- Tiny Tiger and Uka-Uka get a drastic change in their personality, Tiny Tiger had changed from a ferocious non-talking monster into a wimpy coward that can talk (in the worst way possible), and Uka-Uka had change from an evil deme god into a complete idiot that has a lot of comedy added to him.
- Bad and uncontrollable camera makes the platforming elements a chore.
- While there are 20 episodes in total, the game feels short.
- The game lacks any difficulty and challenge, which makes it even shorter.
- Crash´s signature move, the spin attack, must be unlocked first in order to be used.
Redeeming Qualities that makes this game at least passable
- Awesome graphics.
- While it isn´t as quirky and fun as Crash Twinsanity or the original PlayStation trilogy, the soundtrack is still good.
- This game has Co-op mode, and while its not as addicting and/or fun as Crash Bash, it can be a lote of fun now that two players can play the game.
- With the exception of Tiny Tiger and Uka-Uka, the voice acting is good.
- Cutscenes are a lot of fun to watch.
- The dialogue is funny.
- The game has Nina Cortex as the main antagonist, which is a nice change.
- The idea and concept was interesting.
- The DS version of the game has full voice acting.
The game received mixed reviews from official review critics.
The more negative reviews include those from Nintendo Power, who criticized the game for its "fixed and unforgiving" camera, which they felt made the platforming experience "frustrating". GameSpy also criticized the game for its camera along with its unsteady framerate, but praised the game's attractive graphics and offline co-op mode.
However the game was reviewed negatively by players and fans of the Crash Bandicoot series due to the different gameplay style from the past platforming games in the series, with this game being more of the beat'em up style gameplay mixed in with platforming elements.

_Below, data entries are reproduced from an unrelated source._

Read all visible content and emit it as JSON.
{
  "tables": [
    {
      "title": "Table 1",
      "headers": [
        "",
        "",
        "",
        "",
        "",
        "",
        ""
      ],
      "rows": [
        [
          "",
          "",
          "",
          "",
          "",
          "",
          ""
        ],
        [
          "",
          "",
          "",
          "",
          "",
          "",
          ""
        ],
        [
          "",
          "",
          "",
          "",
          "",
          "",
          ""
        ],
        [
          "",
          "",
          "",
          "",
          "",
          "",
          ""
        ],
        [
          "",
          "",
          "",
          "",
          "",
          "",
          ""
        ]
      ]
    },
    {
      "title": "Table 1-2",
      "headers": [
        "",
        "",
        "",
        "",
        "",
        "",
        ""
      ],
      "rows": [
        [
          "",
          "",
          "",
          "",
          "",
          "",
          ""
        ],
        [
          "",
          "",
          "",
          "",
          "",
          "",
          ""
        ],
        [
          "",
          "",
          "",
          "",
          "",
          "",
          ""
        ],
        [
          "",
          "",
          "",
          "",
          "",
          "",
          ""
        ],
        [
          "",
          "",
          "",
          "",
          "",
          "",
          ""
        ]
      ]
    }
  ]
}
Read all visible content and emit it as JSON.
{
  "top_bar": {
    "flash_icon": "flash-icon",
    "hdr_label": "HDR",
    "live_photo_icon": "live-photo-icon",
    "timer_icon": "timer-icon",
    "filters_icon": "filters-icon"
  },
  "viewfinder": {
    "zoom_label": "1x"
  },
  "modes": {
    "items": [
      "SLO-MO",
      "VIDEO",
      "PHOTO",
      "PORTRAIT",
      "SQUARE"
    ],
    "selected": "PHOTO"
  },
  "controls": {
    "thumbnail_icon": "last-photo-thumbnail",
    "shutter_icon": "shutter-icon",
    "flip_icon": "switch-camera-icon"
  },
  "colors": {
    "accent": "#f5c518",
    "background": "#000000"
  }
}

The redesigns of the characters to have a more steam-punk like look was also criticized by fans and critics alike.